Last week, I attended an ongoing training on cybersecurity. The training is unpacking what has been termed as the 5Ws of Cybersecurity and it is sponsored by the U.S. Embassy Nairobi and implemented through the Sochin Research Institute.
The most interesting part of the training concerned Kenya’s Data Protection Act and what it means for businesses. As the session kicked off, it was obvious that the majority of Kenyans, within and without the room, had no idea of what the Data Protection Act is all about.
For those who are still in the dark, over the last few years there has been a lot of talk about the need to legislate on the right to privacy and data protection in Kenya. This emanated from the fact that Kenyans’ personal data was never safe in the hands of the government or corporations.
The proponents of the legislation hoped that such a legal measure put in place would deal with unfettered surveillance capitalism, protect citizens against unwarranted state surveillance, and offer a reasonable level of privacy to all. The question that remains, however, is whether citizens really understand their rights and how the enforcement of their rights will be enacted.
There are many schools of thought on how the Act is going to impact businesses. Some say the Act is good for business while some, like me, feel the Act is going to impact negatively on businesses. Why? For entities engaged in the business of big data or profiting from surveillance capitalism, a law defining the right to privacy and data protection only spells doom for their profitability.

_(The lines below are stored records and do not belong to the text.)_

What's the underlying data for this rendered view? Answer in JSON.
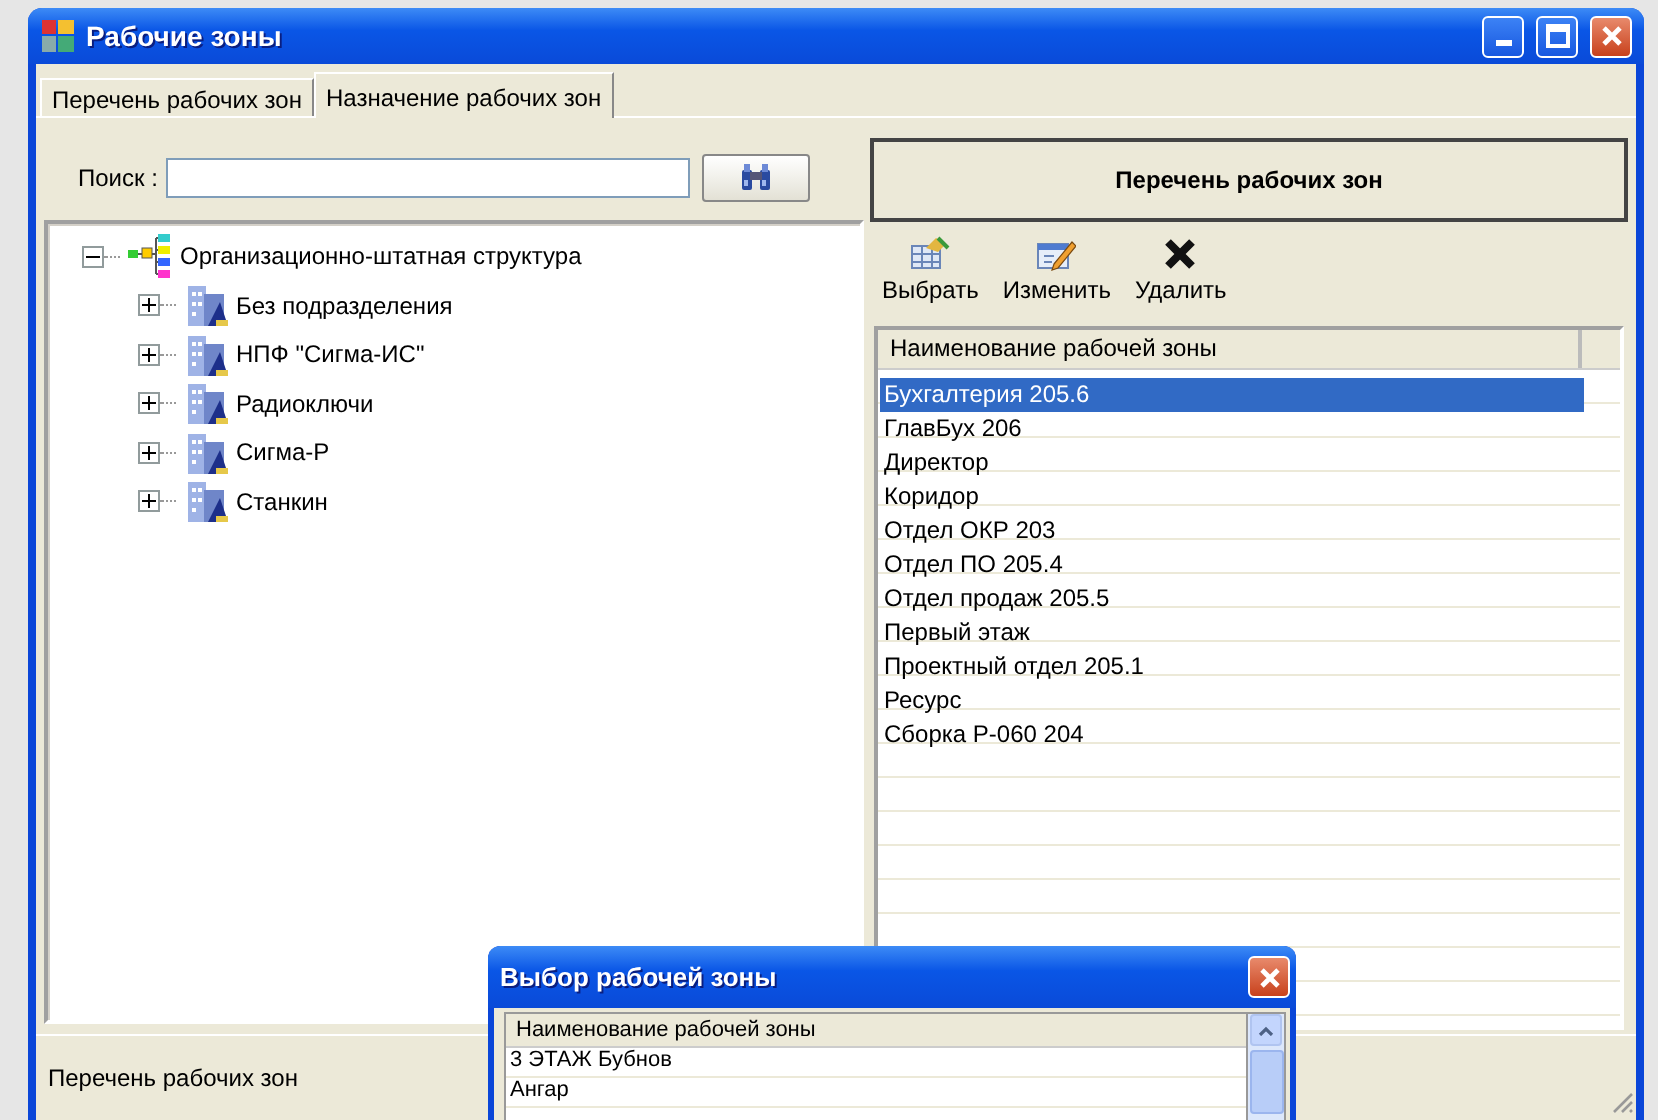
{
  "window": {
    "title": "Рабочие зоны"
  },
  "tabs": [
    {
      "label": "Перечень рабочих зон",
      "selected": false
    },
    {
      "label": "Назначение рабочих зон",
      "selected": true
    }
  ],
  "search": {
    "label": "Поиск :"
  },
  "tree": {
    "label": "Организационно-штатная структура",
    "expanded": true,
    "children": [
      {
        "label": "Без подразделения",
        "expanded": false
      },
      {
        "label": "НПФ \"Сигма-ИС\"",
        "expanded": false
      },
      {
        "label": "Радиоключи",
        "expanded": false
      },
      {
        "label": "Сигма-Р",
        "expanded": false
      },
      {
        "label": "Станкин",
        "expanded": false
      }
    ]
  },
  "zone_panel": {
    "title": "Перечень рабочих зон",
    "toolbar": [
      {
        "kind": "select",
        "label": "Выбрать"
      },
      {
        "kind": "edit",
        "label": "Изменить"
      },
      {
        "kind": "delete",
        "label": "Удалить"
      }
    ],
    "table": {
      "columns": [
        "Наименование рабочей зоны"
      ],
      "rows": [
        {
          "name": "Бухгалтерия 205.6",
          "selected": true
        },
        {
          "name": "ГлавБух 206",
          "selected": false
        },
        {
          "name": "Директор",
          "selected": false
        },
        {
          "name": "Коридор",
          "selected": false
        },
        {
          "name": "Отдел ОКР 203",
          "selected": false
        },
        {
          "name": "Отдел ПО 205.4",
          "selected": false
        },
        {
          "name": "Отдел продаж 205.5",
          "selected": false
        },
        {
          "name": "Первый этаж",
          "selected": false
        },
        {
          "name": "Проектный отдел 205.1",
          "selected": false
        },
        {
          "name": "Ресурс",
          "selected": false
        },
        {
          "name": "Сборка Р-060 204",
          "selected": false
        }
      ]
    }
  },
  "status_bar": "Перечень рабочих зон",
  "dialog": {
    "title": "Выбор рабочей зоны",
    "table": {
      "columns": [
        "Наименование рабочей зоны"
      ],
      "rows": [
        "3  ЭТАЖ Бубнов",
        "Ангар"
      ]
    }
  }
}
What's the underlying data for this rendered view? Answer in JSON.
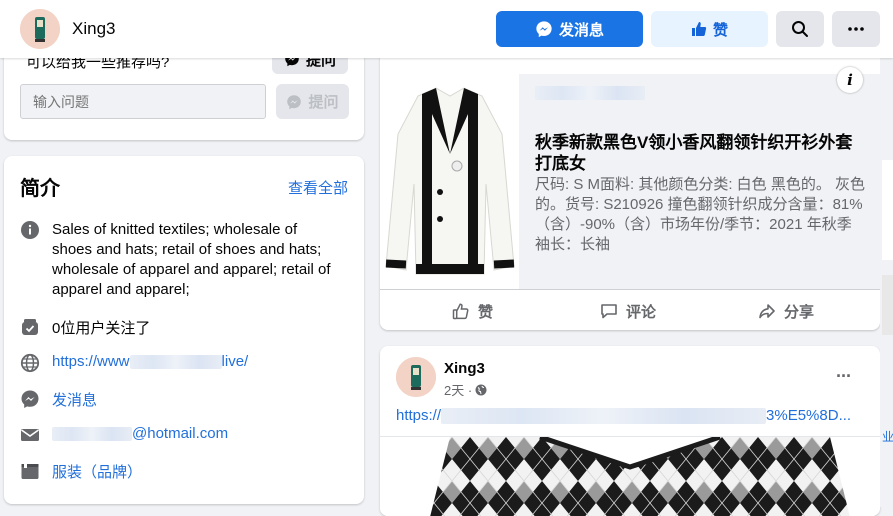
{
  "header": {
    "page_name": "Xing3",
    "message_label": "发消息",
    "like_label": "赞",
    "colors": {
      "primary": "#1b74e4",
      "light_blue": "#e7f3ff",
      "gray_btn": "#e4e6eb"
    }
  },
  "ask": {
    "question_text": "可以给我一些推荐吗?",
    "ask_label": "提问",
    "input_placeholder": "输入问题",
    "ask_label_2": "提问"
  },
  "intro": {
    "title": "简介",
    "see_all": "查看全部",
    "description": "Sales of knitted textiles; wholesale of shoes and hats; retail of shoes and hats; wholesale of apparel and apparel; retail of apparel and apparel;",
    "followers": "0位用户关注了",
    "website_prefix": "https://www",
    "website_suffix": "live/",
    "messenger": "发消息",
    "email_suffix": "@hotmail.com",
    "category": "服装（品牌）"
  },
  "product_post": {
    "info_icon": "i",
    "title": "秋季新款黑色V领小香风翻领针织开衫外套打底女",
    "description": "尺码: S M面料: 其他颜色分类: 白色 黑色的。 灰色的。货号: S210926 撞色翻领针织成分含量：81%（含）-90%（含）市场年份/季节：2021 年秋季 袖长：长袖",
    "like": "赞",
    "comment": "评论",
    "share": "分享"
  },
  "post": {
    "author": "Xing3",
    "time": "2天 ·",
    "link_prefix": "https://",
    "link_suffix": "3%E5%8D...",
    "more": "···"
  },
  "right_edge": {
    "text": "业"
  }
}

This is because, initially, the unregulated data governance environment seemed the less expensive option for businesses.
“The enactment of the Data Protection Act is a great win for the data subject, especially in terms of the implementation of Article 31 of the Constitution. It, however, portends huge compliance requirements for the data processor, or data controller, and I predict a paradigm shift in how personal data is handled,” said Kennedy Murunga Murere, an Advocate of the High Court of Kenya and a founding partner at MAW Advocates LLP. Mr. Murunga made these comments during a public speaker event at the American Space Moi University. These monthly speaker events are part of the 5Ws of Cybersecurity project that also includes monthly training sessions.
According to Mr. Murunga, the Data Protection Act was enacted to give effect to Articles 31(c) and (d) of the Constitution of Kenya which guarantee the right of every person not to have “information relating to their family or private affairs unnecessarily required or revealed” and the right not to have “the privacy of their communications infringed”.
The Act, he said, seeks to regulate the collection, retrieval, processing, storing, use and disclosure of personal data, which prior to, Kenya did not have a specific data protection legislation.
For businesses, in order to be on the safe side of this law, it is important that they create a culture of data protection not just for personal data that is regulated under the Act, but also for data that relates to business operations, trade secrets, financial data, human resource, amongst others. Businesses will have to ensure that all employees are well versed with the law and play an integral part in its implementation.
“Under this law, businesses should consider internalizing the law through institutional data protection policies that will bind all staff, employees, and agents. Such policies would form part of the employment/service contracts offered by the business. This provides a somewhat higher level of commitment toward data protection.”
“The Act is a significant milestone; it is a testimony to the country’s commitment to being one of the continent’s leaders in promoting innovation and at the same time. It recognizes the fundamental importance placed on protecting the personal data of individuals,” said Mr. Murunga.